The Secretary said he thought the testing document was good; it showed some advance. It was his hope that the process would mature enough so that the U.S. side could move the two treaties into the Senate in time for them to be acted on by the Moscow Summit. He and Shevardnadze had agreed on this approach in that very room. The statement would help them do that.
Simons noted that it was a question of finding time for the ministers.
The Secretary said the ministers could also finish off the embassy arrangements. Shevardnadze suggested that they find some time in the evening to sit and listen to their ambassadors. He favored removing the remaining obstacles on that topic. They should sit down and listen. The Secretary said “fine.” Shevardnadze continued that they should give appropriate instructions to their people by the next meeting. These were elementary questions. It depended on both of them to clear the way, to get rid of all the obstacles. The Secretary said that was good.
The Secretary raised the question of the ministers finding time slots in their respective schedules for meeting. With reference to the embassies question, Shevardnadze said that before the ministers met they [Page 607] should have their ambassadors sit down and identify the questions that deserved ministers’ attention. The Secretary said perhaps the ambassadors could settle the matter. He observed that Ambassador Ridgway seemed skeptical. Ambassador Ridgway said she had always favored small group discussion. Shevardnadze said that these were small questions compared to those they had solved in INF. The Secretary commented that all questions look big if you are on the receiving end of them.
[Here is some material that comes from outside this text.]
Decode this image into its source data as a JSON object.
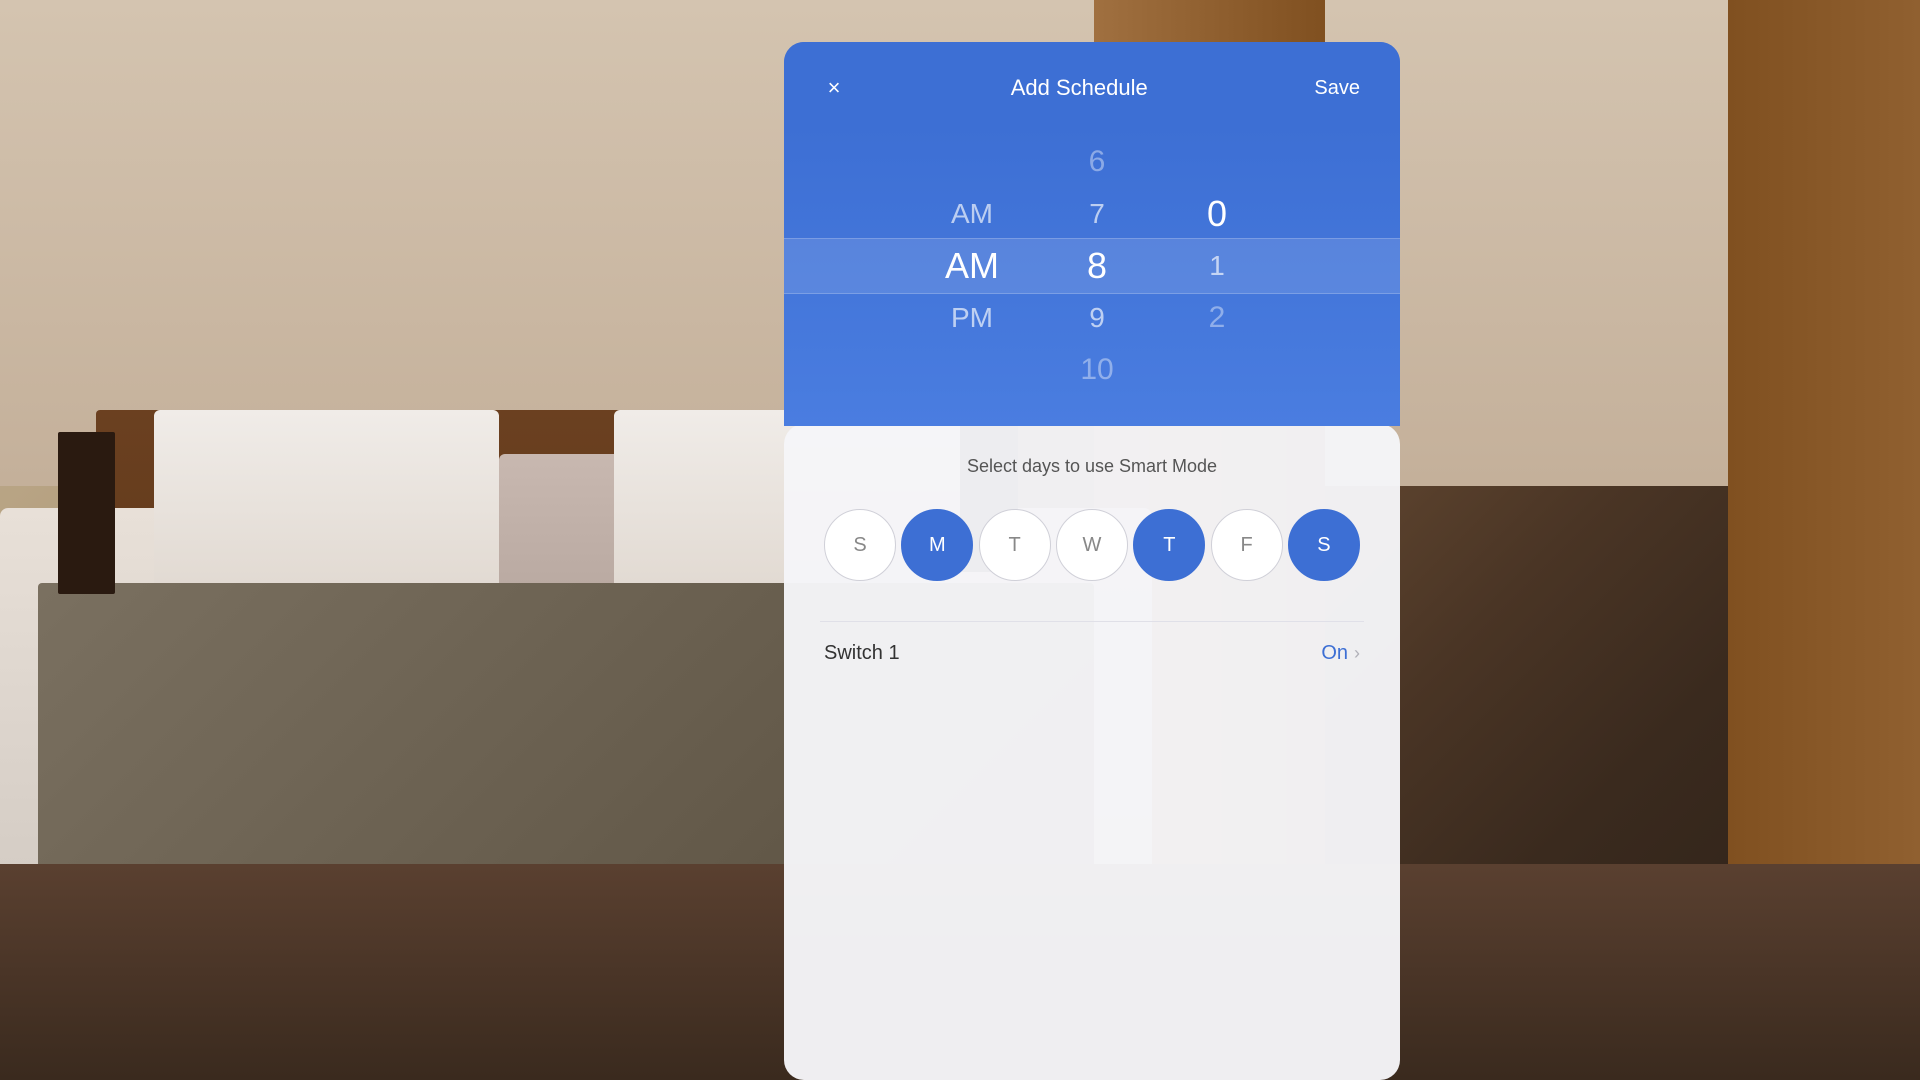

Shevardnadze said the two should work at it, and they would be able to find solutions.
Bessmertnykh explained to Shevardnadze that on the ministers meeting he and Ridgway had had in mind a simple procedure for an exchange of notes and photographs. Shevardnadze said it was just a question of defining the procedure. The Secretary pointed out that there was going to be a lot going on on Tuesday, and that the outcome would be on Thursday, so that there was less to do on Wednesday; perhaps it would be worthwhile to issue the statement Wednesday. It was not of comparable stature to some other things, but it would show matters were progressing. Shevardnadze said he agreed.
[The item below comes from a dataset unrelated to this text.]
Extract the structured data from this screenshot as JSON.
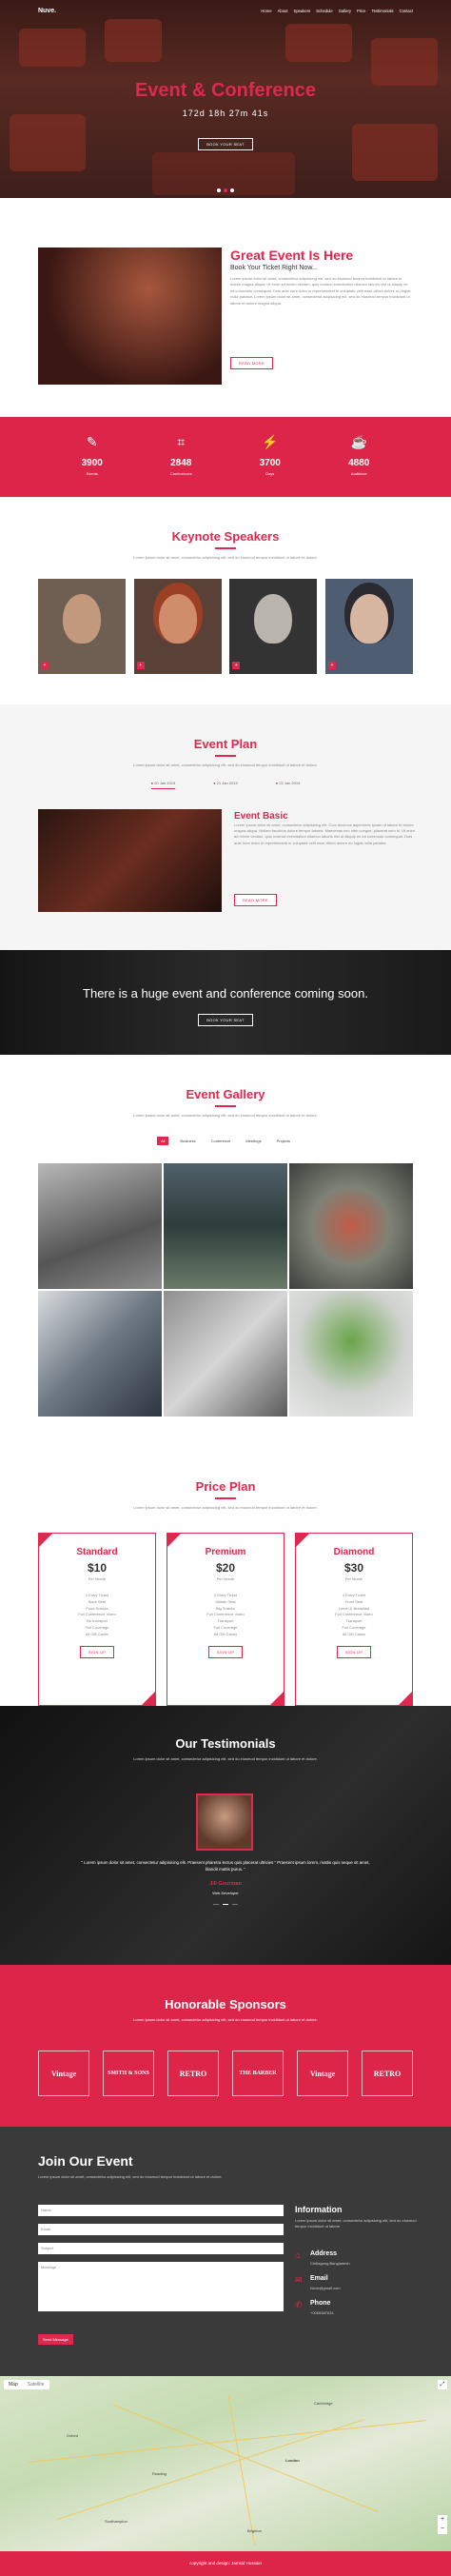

The Secretary asked if there were more things to clean up. He knew Shevardnadze was tired. Shevardnadze said smilingly that he was not too tired.
With regard to the photograph, Shevardnadze said, he would look into it right way, and tell the Secretary what the answer was. The Secretary said the two sides had been turning the problem over, and there had to be some way of identifying the system, somehow, with the purpose of distinguishing it from the SS–25. This was very important. This was not a trivial question. Shevardnadze asked if only the SS–20 were involved. The Secretary said that was all; the other photographs were there. Shevardnadze said he would look into it; they had done more difficult things.
- Source: Department of State, Executive Secretariat, S/S Records, Memoranda of Conversations Pertaining to United States and USSR Relations, 1981–1990, Lot 93D188, Washington Summit, 12/87. Secret; Sensitive. Drafted by Simons. The meeting took place in Shultz’s office at the Department of State.↩